GOAL OF THE EXERCISE => Locate the string "date" in the records below. Copy every line where it occurs.

DATA SHOWN =>
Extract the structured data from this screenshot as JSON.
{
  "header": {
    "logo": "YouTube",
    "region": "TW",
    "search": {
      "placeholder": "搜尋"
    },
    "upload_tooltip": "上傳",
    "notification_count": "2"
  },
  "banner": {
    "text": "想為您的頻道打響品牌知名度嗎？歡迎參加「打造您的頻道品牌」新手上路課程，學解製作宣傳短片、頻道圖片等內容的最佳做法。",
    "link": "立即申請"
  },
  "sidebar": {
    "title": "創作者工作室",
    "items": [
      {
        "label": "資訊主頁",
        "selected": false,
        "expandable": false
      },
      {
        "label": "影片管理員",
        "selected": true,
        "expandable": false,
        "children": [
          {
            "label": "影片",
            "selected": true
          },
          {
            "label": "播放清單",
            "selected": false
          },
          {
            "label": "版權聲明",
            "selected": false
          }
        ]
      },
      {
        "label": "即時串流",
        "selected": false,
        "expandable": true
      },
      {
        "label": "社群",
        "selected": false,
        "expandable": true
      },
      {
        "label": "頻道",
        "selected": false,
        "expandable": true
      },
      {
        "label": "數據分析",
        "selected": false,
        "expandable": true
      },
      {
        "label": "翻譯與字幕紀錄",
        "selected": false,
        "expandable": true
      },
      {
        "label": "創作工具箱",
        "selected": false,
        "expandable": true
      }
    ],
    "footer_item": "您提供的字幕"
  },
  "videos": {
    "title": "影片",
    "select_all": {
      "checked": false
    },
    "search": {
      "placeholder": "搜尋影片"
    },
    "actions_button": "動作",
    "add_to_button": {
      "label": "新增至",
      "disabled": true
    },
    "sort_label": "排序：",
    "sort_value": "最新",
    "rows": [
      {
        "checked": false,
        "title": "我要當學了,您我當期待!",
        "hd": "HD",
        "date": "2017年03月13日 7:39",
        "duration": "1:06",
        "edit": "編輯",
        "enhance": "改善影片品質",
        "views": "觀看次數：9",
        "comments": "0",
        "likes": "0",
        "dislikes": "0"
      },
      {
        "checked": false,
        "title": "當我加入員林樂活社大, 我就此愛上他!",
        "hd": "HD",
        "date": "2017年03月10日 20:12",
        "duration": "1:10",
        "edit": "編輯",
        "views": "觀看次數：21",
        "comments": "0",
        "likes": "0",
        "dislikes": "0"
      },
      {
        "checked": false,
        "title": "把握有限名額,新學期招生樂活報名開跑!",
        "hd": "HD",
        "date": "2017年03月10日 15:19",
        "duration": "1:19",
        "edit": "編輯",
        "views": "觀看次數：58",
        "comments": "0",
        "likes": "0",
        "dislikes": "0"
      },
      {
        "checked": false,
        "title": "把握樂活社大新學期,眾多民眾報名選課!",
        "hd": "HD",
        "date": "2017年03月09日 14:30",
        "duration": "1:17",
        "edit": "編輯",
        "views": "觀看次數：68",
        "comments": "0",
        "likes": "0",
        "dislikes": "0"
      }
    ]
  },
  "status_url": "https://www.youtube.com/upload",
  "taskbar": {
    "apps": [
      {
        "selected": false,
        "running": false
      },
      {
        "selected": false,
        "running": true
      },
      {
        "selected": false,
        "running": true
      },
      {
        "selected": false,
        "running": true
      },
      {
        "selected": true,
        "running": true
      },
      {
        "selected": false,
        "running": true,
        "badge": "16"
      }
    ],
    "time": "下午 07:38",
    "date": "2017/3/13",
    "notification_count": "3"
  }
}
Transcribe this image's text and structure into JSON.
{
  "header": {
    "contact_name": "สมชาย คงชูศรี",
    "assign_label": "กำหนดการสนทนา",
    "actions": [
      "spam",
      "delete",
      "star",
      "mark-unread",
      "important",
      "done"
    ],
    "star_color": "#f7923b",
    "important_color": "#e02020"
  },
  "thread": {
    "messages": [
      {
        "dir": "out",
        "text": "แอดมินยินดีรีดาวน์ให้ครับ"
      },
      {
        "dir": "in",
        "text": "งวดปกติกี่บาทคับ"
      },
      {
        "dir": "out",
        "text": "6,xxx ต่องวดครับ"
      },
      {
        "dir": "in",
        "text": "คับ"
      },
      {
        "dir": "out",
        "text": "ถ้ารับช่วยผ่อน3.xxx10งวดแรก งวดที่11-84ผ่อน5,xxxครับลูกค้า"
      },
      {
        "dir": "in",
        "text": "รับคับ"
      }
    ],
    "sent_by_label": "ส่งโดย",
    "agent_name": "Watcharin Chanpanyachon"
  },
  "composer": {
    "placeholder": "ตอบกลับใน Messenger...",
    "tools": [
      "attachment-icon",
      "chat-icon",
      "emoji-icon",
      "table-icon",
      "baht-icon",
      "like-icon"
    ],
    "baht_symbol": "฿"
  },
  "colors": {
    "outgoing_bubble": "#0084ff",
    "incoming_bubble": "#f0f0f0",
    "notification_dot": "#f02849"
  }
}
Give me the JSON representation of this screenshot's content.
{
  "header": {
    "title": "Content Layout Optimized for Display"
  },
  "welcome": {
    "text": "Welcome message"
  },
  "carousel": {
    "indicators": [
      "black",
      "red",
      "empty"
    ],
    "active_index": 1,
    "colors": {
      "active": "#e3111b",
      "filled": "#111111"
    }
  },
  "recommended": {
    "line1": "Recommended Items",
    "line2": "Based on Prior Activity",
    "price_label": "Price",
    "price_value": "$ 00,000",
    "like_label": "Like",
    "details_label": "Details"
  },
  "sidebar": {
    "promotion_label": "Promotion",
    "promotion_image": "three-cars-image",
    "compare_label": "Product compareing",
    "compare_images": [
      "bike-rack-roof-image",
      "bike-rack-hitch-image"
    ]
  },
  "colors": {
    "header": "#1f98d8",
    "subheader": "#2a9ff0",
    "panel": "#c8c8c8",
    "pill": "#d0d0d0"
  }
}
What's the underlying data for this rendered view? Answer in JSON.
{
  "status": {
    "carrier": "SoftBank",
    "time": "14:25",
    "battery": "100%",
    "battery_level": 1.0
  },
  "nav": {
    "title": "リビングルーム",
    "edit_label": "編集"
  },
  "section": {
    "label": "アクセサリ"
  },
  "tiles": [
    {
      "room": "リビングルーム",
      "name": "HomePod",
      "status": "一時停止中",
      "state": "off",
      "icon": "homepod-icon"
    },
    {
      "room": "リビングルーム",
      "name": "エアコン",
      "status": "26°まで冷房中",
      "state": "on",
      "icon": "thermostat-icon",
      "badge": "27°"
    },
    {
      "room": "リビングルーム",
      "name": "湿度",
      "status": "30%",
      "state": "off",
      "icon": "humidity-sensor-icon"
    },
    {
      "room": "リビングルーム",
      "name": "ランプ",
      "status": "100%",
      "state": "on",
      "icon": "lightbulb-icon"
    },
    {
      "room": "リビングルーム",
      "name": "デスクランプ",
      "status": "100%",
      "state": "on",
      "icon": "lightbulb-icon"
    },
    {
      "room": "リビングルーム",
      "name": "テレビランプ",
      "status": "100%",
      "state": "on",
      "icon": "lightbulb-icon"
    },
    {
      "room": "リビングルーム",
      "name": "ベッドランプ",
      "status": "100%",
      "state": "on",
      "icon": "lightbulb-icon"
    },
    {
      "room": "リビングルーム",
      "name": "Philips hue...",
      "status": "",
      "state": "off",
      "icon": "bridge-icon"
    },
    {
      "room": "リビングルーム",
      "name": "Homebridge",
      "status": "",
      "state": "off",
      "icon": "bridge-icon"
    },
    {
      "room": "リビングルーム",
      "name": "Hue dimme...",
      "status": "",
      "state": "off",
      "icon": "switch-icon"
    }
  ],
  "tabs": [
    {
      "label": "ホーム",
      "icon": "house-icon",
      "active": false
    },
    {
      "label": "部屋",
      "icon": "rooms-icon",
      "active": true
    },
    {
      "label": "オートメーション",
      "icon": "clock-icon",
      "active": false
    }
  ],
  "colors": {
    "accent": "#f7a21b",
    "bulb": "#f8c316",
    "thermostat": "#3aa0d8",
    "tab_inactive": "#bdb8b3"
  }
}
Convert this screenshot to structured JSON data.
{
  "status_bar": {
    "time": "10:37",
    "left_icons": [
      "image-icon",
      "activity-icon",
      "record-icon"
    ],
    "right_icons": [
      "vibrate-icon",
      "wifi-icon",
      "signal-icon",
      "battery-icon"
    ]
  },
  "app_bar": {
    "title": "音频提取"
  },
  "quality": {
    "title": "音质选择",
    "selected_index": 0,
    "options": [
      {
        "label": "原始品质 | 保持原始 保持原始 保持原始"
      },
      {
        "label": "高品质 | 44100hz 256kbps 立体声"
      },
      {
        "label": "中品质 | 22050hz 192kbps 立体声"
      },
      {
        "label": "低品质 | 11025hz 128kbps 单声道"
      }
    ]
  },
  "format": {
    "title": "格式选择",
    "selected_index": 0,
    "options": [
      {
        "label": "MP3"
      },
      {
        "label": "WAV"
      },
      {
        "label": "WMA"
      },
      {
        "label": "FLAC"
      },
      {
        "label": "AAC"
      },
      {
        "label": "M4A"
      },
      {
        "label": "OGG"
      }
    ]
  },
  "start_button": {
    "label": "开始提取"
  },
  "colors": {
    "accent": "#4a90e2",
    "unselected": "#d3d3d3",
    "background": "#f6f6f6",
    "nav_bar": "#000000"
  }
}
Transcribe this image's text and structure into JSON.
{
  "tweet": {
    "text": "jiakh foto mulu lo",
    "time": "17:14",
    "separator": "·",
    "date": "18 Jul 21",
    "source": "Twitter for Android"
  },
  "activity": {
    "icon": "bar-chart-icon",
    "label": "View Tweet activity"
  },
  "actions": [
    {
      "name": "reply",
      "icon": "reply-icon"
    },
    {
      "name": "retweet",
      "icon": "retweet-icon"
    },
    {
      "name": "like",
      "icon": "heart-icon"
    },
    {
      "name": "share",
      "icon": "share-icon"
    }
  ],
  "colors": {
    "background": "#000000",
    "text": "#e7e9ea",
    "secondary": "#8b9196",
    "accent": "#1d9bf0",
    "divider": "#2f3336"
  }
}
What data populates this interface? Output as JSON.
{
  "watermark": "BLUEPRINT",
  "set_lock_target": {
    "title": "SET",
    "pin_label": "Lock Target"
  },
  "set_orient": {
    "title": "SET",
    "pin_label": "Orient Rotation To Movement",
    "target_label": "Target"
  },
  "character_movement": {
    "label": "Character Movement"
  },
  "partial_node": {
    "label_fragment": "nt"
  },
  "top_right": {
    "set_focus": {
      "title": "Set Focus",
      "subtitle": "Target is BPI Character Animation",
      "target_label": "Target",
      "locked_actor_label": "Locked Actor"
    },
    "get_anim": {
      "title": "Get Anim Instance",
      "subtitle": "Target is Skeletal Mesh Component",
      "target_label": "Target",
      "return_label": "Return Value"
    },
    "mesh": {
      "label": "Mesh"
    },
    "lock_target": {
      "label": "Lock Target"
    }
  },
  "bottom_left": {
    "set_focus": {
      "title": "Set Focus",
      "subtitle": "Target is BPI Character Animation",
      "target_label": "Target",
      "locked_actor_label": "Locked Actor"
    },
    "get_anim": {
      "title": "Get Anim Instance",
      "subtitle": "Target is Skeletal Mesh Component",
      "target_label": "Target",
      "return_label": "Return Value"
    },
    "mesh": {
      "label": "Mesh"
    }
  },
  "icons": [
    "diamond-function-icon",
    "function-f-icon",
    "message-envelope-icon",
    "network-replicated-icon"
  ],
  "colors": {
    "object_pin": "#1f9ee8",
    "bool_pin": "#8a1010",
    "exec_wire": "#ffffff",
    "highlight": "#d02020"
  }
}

ANSWER BELOW =>
        "date": "2017年03月13日 7:39",
        "date": "2017年03月10日 20:12",
        "date": "2017年03月10日 15:19",
        "date": "2017年03月09日 14:30",
    "date": "2017/3/13",
    "date": "18 Jul 21",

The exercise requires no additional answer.